Representability is a sensory capacity of the psychic apparatus that makes it possible for an object that is absent to be made present in the form of an image. It is active in the process of hallucination, artistic creation, and the dream work, where latent and abstract thoughts are transformed into visual images.
The notion of representability appears in chapter 6 of The Interpretation of Dreams (1900a) titled "The Dream Work," in which Sigmund Freud explores the relationship between manifest content and latent thoughts, and the psychic means used in the selection and transformation of abstract thoughts into visual images.

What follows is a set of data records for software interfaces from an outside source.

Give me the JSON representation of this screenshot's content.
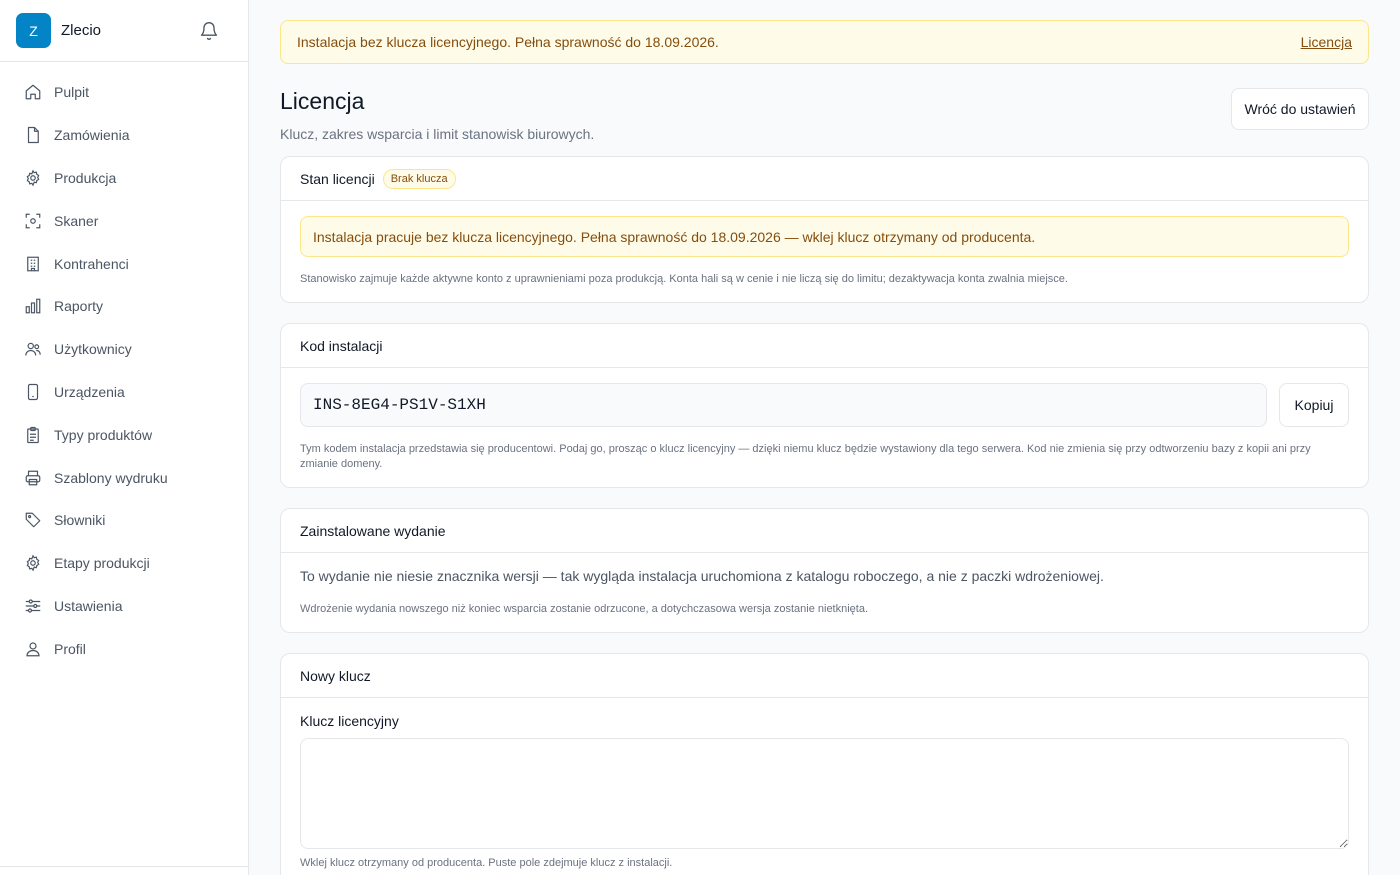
{
  "app": {
    "logo_letter": "Z",
    "name": "Zlecio"
  },
  "sidebar": {
    "items": [
      {
        "label": "Pulpit",
        "icon": "home-icon"
      },
      {
        "label": "Zamówienia",
        "icon": "document-icon"
      },
      {
        "label": "Produkcja",
        "icon": "gear-icon"
      },
      {
        "label": "Skaner",
        "icon": "scan-icon"
      },
      {
        "label": "Kontrahenci",
        "icon": "building-icon"
      },
      {
        "label": "Raporty",
        "icon": "bar-chart-icon"
      },
      {
        "label": "Użytkownicy",
        "icon": "users-icon"
      },
      {
        "label": "Urządzenia",
        "icon": "phone-icon"
      },
      {
        "label": "Typy produktów",
        "icon": "clipboard-icon"
      },
      {
        "label": "Szablony wydruku",
        "icon": "printer-icon"
      },
      {
        "label": "Słowniki",
        "icon": "tag-icon"
      },
      {
        "label": "Etapy produkcji",
        "icon": "gear-icon"
      },
      {
        "label": "Ustawienia",
        "icon": "sliders-icon"
      },
      {
        "label": "Profil",
        "icon": "user-icon"
      }
    ]
  },
  "banner": {
    "text": "Instalacja bez klucza licencyjnego. Pełna sprawność do 18.09.2026.",
    "link": "Licencja"
  },
  "page": {
    "title": "Licencja",
    "subtitle": "Klucz, zakres wsparcia i limit stanowisk biurowych.",
    "back_button": "Wróć do ustawień"
  },
  "license_state": {
    "title": "Stan licencji",
    "badge": "Brak klucza",
    "warning": "Instalacja pracuje bez klucza licencyjnego. Pełna sprawność do 18.09.2026 — wklej klucz otrzymany od producenta.",
    "note": "Stanowisko zajmuje każde aktywne konto z uprawnieniami poza produkcją. Konta hali są w cenie i nie liczą się do limitu; dezaktywacja konta zwalnia miejsce."
  },
  "install_code": {
    "title": "Kod instalacji",
    "code": "INS-8EG4-PS1V-S1XH",
    "copy_button": "Kopiuj",
    "note": "Tym kodem instalacja przedstawia się producentowi. Podaj go, prosząc o klucz licencyjny — dzięki niemu klucz będzie wystawiony dla tego serwera. Kod nie zmienia się przy odtworzeniu bazy z kopii ani przy zmianie domeny."
  },
  "installed_release": {
    "title": "Zainstalowane wydanie",
    "text": "To wydanie nie niesie znacznika wersji — tak wygląda instalacja uruchomiona z katalogu roboczego, a nie z paczki wdrożeniowej.",
    "note": "Wdrożenie wydania nowszego niż koniec wsparcia zostanie odrzucone, a dotychczasowa wersja zostanie nietknięta."
  },
  "new_key": {
    "title": "Nowy klucz",
    "field_label": "Klucz licencyjny",
    "value": "",
    "hint": "Wklej klucz otrzymany od producenta. Puste pole zdejmuje klucz z instalacji."
  },
  "colors": {
    "accent": "#0284c7",
    "warning_bg": "#fefce8",
    "warning_border": "#fde68a",
    "warning_text": "#854d0e"
  }
}
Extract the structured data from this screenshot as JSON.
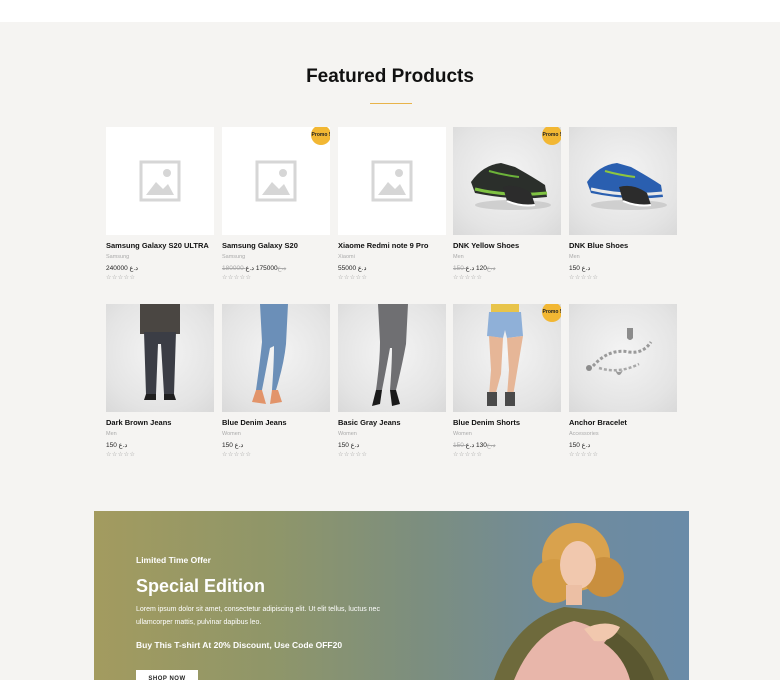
{
  "section": {
    "title": "Featured Products"
  },
  "products": [
    {
      "name": "Samsung Galaxy S20 ULTRA",
      "category": "Samsung",
      "old_price": "",
      "price": "240000 د.ع",
      "promo": "",
      "image": "placeholder-icon",
      "rating": "☆☆☆☆☆"
    },
    {
      "name": "Samsung Galaxy S20",
      "category": "Samsung",
      "old_price": "180000 د.ع",
      "price": "175000 د.ع",
      "promo": "Promo !",
      "image": "placeholder-icon",
      "rating": "☆☆☆☆☆"
    },
    {
      "name": "Xiaome Redmi note 9 Pro",
      "category": "Xiaomi",
      "old_price": "",
      "price": "55000 د.ع",
      "promo": "",
      "image": "placeholder-icon",
      "rating": "☆☆☆☆☆"
    },
    {
      "name": "DNK Yellow Shoes",
      "category": "Men",
      "old_price": "150 د.ع",
      "price": "120 د.ع",
      "promo": "Promo !",
      "image": "green-sneakers",
      "rating": "☆☆☆☆☆"
    },
    {
      "name": "DNK Blue Shoes",
      "category": "Men",
      "old_price": "",
      "price": "150 د.ع",
      "promo": "",
      "image": "blue-sneakers",
      "rating": "☆☆☆☆☆"
    },
    {
      "name": "Dark Brown Jeans",
      "category": "Men",
      "old_price": "",
      "price": "150 د.ع",
      "promo": "",
      "image": "mens-dark-jeans",
      "rating": "☆☆☆☆☆"
    },
    {
      "name": "Blue Denim Jeans",
      "category": "Women",
      "old_price": "",
      "price": "150 د.ع",
      "promo": "",
      "image": "womens-blue-jeans",
      "rating": "☆☆☆☆☆"
    },
    {
      "name": "Basic Gray Jeans",
      "category": "Women",
      "old_price": "",
      "price": "150 د.ع",
      "promo": "",
      "image": "womens-gray-jeans",
      "rating": "☆☆☆☆☆"
    },
    {
      "name": "Blue Denim Shorts",
      "category": "Women",
      "old_price": "150 د.ع",
      "price": "130 د.ع",
      "promo": "Promo !",
      "image": "denim-shorts",
      "rating": "☆☆☆☆☆"
    },
    {
      "name": "Anchor Bracelet",
      "category": "Accessories",
      "old_price": "",
      "price": "150 د.ع",
      "promo": "",
      "image": "silver-bracelet",
      "rating": "☆☆☆☆☆"
    }
  ],
  "banner": {
    "eyebrow": "Limited Time Offer",
    "headline": "Special Edition",
    "body": "Lorem ipsum dolor sit amet, consectetur adipiscing elit. Ut elit tellus, luctus nec ullamcorper mattis, pulvinar dapibus leo.",
    "promo_line": "Buy This T-shirt At 20% Discount, Use Code OFF20",
    "cta_label": "SHOP NOW"
  },
  "colors": {
    "accent": "#f2b733",
    "page_bg": "#f5f4f2"
  }
}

It is also found in chapter 7, "The Psychology of the Dream-Processes," where the focus is on the dream's instinctual force, understood as a wish-fulfillment by means of regression to sensory images.
In the mind's use of representability, abstract thoughts are transformed into pictorial language. Among the means involved are condensation through selection of overdetermined elements, and displacement of psychic intensities along associative chains. The omission of logical and causal relationships that cannot be represented is reminiscent of the plastic arts, but the reduction to condensed terms also resembles the work of poetry, and the ambiguous syntax obtained by plays on words. The aim of this work is to make it possible for free-flowing energy to be attracted to visual images while at the same time satisfying the mind's endopsychic censorship by means of these distortions. Primary representation-compulsion, noted in Herbert Silberer's account of self-symbolization, should not lead us to overlook the aim of this formal regression governed by the primary process: putting an end to internal tension and "re-finding" the sensory trace of the object and the illusion of its presence. In so doing, the dream hallucinatorily fulfills a wish, and the regression is both temporal and topographical insofar as the wish is unconscious and dates from childhood.
In "A Metapsychological Supplement to the Theory of Dreams" (1916-17f ), his perspective expanded by metapsychology, Freud delineated the hallucinatory process in its topographical and psycho-pathological dimensions. Representability involves a conscious cathexis of an instinctual demand; a negative hallucination makes it possible to deny the perception of reality.
In "Du langage pictural au langage de l'interprète" (From pictorial language to the language of the interpreter; 1980), with regard to psychosis, Piera Aulagnier returned to the idea that a consideration of representability is necessary for the analyst's interpretation to be dynamically effective, with regard to particular modes of thought that remain fixed to thing-presentations.
The term representability poses the same problems of translation as the term representation, which is used to render two different German terms: Darstellung and Vorstellung. Indeed the English terms do not capture the connotation, inherent in the German Stellung-da, of the presence of the object that is associated with all hallucinatory productions.
See also: Dream work; Interpretation of Dreams, The ; Representability, considerations of; Screen memory; Visual.
Aulagnier, Piera. (1980). Du langage pictural au langage de l'interprète. Topique, 26, 29-54.
Botella, César, and Botella, Sára. (2001). La Figurabilité psychique. Lausanne and Paris: Delachaux & Niestlé.
Freud, Sigmund. (1900a). The interpretation of dreams. Part I, SE, 4: 1-338; Part II, SE, 5: 339-625.
——. (1916-17f ). A metapsychological supplement to the theory of dreams. SE, 14: 217-35.